This disturbing anecdote could provide some insight as to why women in the math and sciences have significantly lower incomes than their male counterparts. Regarding computer science, Xandra noted how few women are in that field which promotes stereotype threat and less people suggesting women should be computer science majors.
“The most frustrating thing about this is that all the reasons that make it difficult for a woman to major in computer science are prevalent because there are so few women in computer science.”
Anna Butterfield is currently pursuing her master’s in biology at the University of Center Florida and took many science classes throughout high school and college. Her parents were supportive of her scientific interests and she did not report much overt trouble from her male peers; especially after she would set the curve on the first test. However, Anna did notice that there tended to be a type of savior complex with some of the young men in her science courses. Men were eager to help women in the science classes, but became colder towards them when the women did well on their own.
“Also, a lot of guys kind of shut me out after I performed well on tests.
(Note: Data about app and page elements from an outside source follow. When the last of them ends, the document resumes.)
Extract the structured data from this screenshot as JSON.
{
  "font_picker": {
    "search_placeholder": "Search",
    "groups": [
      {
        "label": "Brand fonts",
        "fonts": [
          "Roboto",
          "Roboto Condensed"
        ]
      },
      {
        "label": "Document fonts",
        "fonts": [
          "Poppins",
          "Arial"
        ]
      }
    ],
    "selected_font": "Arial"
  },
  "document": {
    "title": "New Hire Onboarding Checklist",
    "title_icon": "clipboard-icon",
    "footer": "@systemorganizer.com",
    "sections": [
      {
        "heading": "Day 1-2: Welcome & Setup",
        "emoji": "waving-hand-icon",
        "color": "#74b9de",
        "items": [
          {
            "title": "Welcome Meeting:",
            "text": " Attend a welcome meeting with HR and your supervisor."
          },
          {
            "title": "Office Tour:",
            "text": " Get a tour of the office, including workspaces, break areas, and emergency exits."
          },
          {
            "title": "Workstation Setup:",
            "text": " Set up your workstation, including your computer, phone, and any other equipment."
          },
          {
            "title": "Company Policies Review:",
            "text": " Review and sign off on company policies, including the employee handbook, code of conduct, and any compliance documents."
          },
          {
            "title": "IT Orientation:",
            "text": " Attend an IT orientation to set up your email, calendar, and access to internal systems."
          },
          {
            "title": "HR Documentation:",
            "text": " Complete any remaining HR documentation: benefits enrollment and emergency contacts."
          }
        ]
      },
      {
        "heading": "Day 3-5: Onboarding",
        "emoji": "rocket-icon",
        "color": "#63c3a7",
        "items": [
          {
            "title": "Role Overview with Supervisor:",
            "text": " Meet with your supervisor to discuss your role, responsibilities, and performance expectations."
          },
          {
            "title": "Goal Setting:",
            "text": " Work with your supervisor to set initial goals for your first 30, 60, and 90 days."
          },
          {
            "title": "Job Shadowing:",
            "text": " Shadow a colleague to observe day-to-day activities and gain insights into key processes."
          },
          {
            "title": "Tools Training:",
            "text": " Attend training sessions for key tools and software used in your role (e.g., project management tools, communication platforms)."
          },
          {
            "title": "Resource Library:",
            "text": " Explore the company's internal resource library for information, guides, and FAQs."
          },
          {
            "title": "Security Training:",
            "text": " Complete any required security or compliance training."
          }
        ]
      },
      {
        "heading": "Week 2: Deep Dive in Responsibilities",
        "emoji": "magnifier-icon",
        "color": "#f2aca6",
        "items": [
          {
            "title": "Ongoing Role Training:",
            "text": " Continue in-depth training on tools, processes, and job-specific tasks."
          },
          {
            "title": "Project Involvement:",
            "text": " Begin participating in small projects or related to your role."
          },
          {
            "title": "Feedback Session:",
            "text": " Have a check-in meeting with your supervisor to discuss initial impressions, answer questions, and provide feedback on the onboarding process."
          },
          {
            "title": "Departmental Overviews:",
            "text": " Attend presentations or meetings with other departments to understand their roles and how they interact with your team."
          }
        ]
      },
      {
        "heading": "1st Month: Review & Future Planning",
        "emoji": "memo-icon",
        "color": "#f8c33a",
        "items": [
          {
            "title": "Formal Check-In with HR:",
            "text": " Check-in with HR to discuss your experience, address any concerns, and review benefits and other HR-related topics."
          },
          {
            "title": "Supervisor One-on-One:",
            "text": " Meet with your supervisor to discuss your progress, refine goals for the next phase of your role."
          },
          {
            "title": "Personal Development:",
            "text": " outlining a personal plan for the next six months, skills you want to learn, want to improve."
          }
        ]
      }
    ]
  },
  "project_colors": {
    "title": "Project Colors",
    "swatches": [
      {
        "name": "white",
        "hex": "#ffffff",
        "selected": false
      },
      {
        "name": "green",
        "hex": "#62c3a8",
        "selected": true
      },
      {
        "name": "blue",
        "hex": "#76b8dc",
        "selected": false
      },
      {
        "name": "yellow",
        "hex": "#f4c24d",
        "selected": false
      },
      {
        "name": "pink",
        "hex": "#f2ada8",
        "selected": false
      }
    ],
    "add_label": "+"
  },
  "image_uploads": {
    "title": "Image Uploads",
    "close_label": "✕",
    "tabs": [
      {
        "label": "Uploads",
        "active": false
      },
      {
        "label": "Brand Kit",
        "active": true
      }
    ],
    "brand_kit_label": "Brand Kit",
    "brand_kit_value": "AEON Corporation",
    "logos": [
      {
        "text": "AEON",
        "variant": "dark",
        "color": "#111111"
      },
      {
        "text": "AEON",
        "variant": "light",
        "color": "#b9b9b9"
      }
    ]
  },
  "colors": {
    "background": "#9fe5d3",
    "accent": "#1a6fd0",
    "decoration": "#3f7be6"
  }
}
I imagine it may be because they thought they could help me and when they realized that I didn't need help, I was not nearly as interesting anymore.”
This savior complex is quite problematic because it penalizes women for doing well in the sciences and also rewards them for needing help. This creates a vicious cycle which only promotes the stereotype of women not belonging in science. Luckily, despite these cases, there are still many women who have overall positive experiences in pursuing science.
Alex Cottle is a pre-medical student at The Ohio State University. She was an excellent student all through high school and took many advanced science courses as she knew she wanted to be a doctor at an early age. Alex went to a high school where many women excelled in academics and she feels this could have played a role in reducing any potential sexism.
“Actually, in my grade, the top 10 students were female. So, I think that my peers grew up seeing us 10 females excelling beyond all of my other peers, and they were just accustomed to us being interested in science.”
Additionally, Alex’s community was very supportive to women in science by having a "Women in Science Day," a "Math Awareness Day," and offers scholarships for women in science. So it seems like having visible successful women in academics as well as an environment which supports women in science and academics in general can play a large role in reducing sexism and stereotype threat. There are also many other female friends of mine who are excelling in science and also had a very supportive and open environment.
There still is work to be done, but there has been great progress made in this area over the years. As a neuroscientist, I am surrounded by many brilliant scientists in my department. I also interned at a hospital doing neuropsychology evaluations on brain injury patients and my cohort there was also exclusively female. Additionally, I attended Westminster College which is the number one college for women in science. So because of my experiences of being surrounded by so many brilliant women, I find it ridiculous that women are ever thought to be less intelligent in the sciences. However, people shouldn't need to share my experiences to know sex does not play a role in scientific intelligence. This is why we need to continue making strides in making the scientific world more accepting of women despite the progress we have had. We need more men to call out sexism and foster a more open, safer, and accepting environment for young women who want to pursue science. It pains me to think of how many brilliant women who could excel in science choose a worse fit for them because of social pressures. No one should ever be discouraged from their dreams because of their gender.
*This article originally appeared in the September 2013 edition of The Feminist Observer which focused on youth issues.